The startling part was that back in high school math, we had all kinds of gadgets: ELMOs, SMART Boards, tablet PCs, etc. Granted, I grew up in one of Chicago’s affluent suburbs, so the money was available, but in retrospect, most of it was superfluity – and pricey superfluity at that. The cheapest projector on ELMO’s website has a $400 recommended retail price, and the most expensive, the self-proclaimed “Ultimate Faculty Enhancer,” stands at an astronomical $2,990. The textbook industry’s planned obsolescence isn’t helping our pockets, either. The calculus textbook my dad gave me for extra practice worked just as well as the one handed out in class, the only difference being that the copyright date was 1972. Whatever the school board may say about “updating to modern versions of books,” I can guarantee you that single-variable calculus hasn’t changed a wink in the past 40 years.

Mind you, I’m no education specialist – the most experience I have is a few years of tutoring – so I should avoid categorically demonizing these high-tech gadgets. As a matter of fact, I’m sure that there are plenty of instances in which such devices come in handy. An expensive ELMO projector might be quite useful in a large lecture hall where students strain to see chalk-and-blackboard lectures (but certainly less so in a small high school class of 30). Furthermore, as the Economist article states, educational software that tracks students’ progress and abilities can actually create much more personalized lessons and exercises than a standard lecture.

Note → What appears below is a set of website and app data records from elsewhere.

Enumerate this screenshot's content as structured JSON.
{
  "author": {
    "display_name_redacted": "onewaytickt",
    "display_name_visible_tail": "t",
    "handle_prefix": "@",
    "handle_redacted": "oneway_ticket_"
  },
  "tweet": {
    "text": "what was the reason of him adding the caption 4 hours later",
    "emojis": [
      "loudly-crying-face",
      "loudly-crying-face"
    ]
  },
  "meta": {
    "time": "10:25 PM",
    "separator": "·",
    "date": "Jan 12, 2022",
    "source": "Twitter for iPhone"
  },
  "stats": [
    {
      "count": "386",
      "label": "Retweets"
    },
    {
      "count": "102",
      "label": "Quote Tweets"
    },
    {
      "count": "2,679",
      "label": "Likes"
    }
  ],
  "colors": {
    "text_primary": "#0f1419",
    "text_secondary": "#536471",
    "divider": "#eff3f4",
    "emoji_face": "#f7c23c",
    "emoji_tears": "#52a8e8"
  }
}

Regardless of the benefits, I am concerned that the emphasis on education technology is taking the debate in the wrong direction and in the process, wasting a lot of money. Unfortunately, it’s a lot easier to plan, measure and study technological innovations than it is to delve into the murky, subjective ideas of what makes a truly good pedagogue. Yet somehow, we all know a good teacher when we see one, and to be honest, I’d rather sit in the school’s basement using beat-up 40-year-old textbooks with one of them than in the most posh, technologically endowed classroom with any of their mediocre colleagues. All the king’s horses and all the king’s men cannot turn a bad teacher into a good one, and no technological surplus can overcome a pedagogical deficit. Let’s not forget that as we stare wide-eyed at all our new gadgets.

Julian Caracotsios is a rising Weinberg senior. He can be reached at [email protected]. If you would like to respond publicly to this column, leave a comment or send a letter to the editor to [email protected].